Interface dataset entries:
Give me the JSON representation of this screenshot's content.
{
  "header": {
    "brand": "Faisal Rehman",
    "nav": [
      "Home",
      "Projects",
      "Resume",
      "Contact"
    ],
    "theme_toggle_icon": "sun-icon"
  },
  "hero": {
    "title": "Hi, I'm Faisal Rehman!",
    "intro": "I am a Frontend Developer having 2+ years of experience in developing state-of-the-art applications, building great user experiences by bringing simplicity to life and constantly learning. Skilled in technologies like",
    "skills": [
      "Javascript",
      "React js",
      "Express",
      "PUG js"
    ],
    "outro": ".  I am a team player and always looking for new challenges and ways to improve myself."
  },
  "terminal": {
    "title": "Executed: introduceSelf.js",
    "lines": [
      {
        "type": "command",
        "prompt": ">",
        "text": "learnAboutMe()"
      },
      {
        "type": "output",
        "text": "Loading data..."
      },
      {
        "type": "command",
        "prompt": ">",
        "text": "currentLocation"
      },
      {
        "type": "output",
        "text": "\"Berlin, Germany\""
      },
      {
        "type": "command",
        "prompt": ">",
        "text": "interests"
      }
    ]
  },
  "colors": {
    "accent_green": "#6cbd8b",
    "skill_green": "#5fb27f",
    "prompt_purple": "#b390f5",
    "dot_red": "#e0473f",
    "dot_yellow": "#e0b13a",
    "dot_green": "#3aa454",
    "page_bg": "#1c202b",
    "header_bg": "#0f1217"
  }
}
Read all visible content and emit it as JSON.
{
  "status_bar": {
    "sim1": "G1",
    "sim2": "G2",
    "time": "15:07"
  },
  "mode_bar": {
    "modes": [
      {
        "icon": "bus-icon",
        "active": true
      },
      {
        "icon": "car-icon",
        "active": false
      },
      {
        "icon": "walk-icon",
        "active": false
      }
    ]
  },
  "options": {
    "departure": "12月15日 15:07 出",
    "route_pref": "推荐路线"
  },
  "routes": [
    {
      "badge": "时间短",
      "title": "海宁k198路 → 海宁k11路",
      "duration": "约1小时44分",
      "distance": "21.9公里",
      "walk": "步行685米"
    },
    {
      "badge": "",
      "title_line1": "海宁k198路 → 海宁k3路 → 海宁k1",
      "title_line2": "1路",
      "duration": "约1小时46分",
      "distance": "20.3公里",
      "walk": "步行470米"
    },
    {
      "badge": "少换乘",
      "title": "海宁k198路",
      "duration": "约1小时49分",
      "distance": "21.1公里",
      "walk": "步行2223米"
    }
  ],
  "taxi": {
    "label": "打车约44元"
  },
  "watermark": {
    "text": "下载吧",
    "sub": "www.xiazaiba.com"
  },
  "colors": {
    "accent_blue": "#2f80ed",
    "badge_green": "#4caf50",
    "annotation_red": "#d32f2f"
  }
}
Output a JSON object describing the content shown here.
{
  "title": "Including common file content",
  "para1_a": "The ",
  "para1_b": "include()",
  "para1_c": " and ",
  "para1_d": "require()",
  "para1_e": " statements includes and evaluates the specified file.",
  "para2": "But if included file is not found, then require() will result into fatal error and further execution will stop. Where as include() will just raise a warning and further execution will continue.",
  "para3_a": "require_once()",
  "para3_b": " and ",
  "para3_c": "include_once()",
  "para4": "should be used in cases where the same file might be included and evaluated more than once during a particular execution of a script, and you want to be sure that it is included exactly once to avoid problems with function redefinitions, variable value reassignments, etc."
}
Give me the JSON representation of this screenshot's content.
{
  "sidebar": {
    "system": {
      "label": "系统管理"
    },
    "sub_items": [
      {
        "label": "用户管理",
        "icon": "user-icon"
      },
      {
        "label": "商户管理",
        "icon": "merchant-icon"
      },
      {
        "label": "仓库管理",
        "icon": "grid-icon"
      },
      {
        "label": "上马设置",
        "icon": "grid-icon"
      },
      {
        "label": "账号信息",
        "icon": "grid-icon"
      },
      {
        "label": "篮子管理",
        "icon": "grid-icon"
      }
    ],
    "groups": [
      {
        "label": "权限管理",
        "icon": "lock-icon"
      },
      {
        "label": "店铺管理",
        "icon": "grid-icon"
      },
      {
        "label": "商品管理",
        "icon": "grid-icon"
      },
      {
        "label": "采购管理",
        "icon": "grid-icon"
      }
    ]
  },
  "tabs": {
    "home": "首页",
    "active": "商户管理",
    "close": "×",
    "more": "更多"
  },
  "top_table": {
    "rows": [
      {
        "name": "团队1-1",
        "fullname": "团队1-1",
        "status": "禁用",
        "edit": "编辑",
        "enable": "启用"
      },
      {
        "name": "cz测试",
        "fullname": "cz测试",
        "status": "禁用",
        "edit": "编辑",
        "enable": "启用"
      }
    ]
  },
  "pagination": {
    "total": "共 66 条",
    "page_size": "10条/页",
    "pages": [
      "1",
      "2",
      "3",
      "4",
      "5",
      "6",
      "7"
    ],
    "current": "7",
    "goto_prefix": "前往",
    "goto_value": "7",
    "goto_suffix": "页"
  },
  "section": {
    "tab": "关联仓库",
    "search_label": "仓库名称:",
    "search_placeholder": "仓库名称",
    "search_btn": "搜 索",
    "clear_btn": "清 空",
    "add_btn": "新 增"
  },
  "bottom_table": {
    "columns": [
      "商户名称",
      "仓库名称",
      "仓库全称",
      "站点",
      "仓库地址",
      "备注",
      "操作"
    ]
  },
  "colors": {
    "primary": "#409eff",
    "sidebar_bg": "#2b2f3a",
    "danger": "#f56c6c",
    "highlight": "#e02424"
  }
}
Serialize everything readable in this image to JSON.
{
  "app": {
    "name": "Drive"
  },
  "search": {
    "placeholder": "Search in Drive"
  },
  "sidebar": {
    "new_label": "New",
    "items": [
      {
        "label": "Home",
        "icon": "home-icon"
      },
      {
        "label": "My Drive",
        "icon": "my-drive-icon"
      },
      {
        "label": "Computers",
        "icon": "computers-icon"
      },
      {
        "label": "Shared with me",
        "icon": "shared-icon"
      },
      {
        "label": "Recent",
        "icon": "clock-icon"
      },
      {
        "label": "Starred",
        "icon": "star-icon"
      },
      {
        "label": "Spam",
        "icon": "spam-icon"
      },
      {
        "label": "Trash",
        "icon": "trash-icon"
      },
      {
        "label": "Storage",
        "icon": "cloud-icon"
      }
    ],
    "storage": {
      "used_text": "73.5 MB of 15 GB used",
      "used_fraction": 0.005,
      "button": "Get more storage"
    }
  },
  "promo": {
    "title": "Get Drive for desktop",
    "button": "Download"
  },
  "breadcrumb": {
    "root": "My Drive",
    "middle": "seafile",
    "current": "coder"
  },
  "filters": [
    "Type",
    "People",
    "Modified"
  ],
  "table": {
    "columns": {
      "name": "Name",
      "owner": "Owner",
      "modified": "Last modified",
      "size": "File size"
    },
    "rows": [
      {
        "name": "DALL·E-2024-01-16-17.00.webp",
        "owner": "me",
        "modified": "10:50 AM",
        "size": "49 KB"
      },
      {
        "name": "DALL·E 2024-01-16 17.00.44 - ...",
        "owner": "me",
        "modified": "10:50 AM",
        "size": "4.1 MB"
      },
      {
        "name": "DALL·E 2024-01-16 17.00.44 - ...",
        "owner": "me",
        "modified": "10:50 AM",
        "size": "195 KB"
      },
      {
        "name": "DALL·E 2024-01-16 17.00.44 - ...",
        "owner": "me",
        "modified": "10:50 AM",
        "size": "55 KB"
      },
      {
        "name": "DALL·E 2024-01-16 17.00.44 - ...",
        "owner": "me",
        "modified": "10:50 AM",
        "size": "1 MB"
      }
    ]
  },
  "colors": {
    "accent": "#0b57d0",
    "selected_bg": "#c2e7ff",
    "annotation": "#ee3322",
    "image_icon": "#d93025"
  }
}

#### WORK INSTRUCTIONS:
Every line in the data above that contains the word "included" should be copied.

#### EXERCISE OUTPUT:
  "para2": "But if included file is not found, then require() will result into fatal error and further execution will stop. Where as include() will just raise a warning and further execution will continue.",
  "para4": "should be used in cases where the same file might be included and evaluated more than once during a particular execution of a script, and you want to be sure that it is included exactly once to avoid problems with function redefinitions, variable value reassignments, etc."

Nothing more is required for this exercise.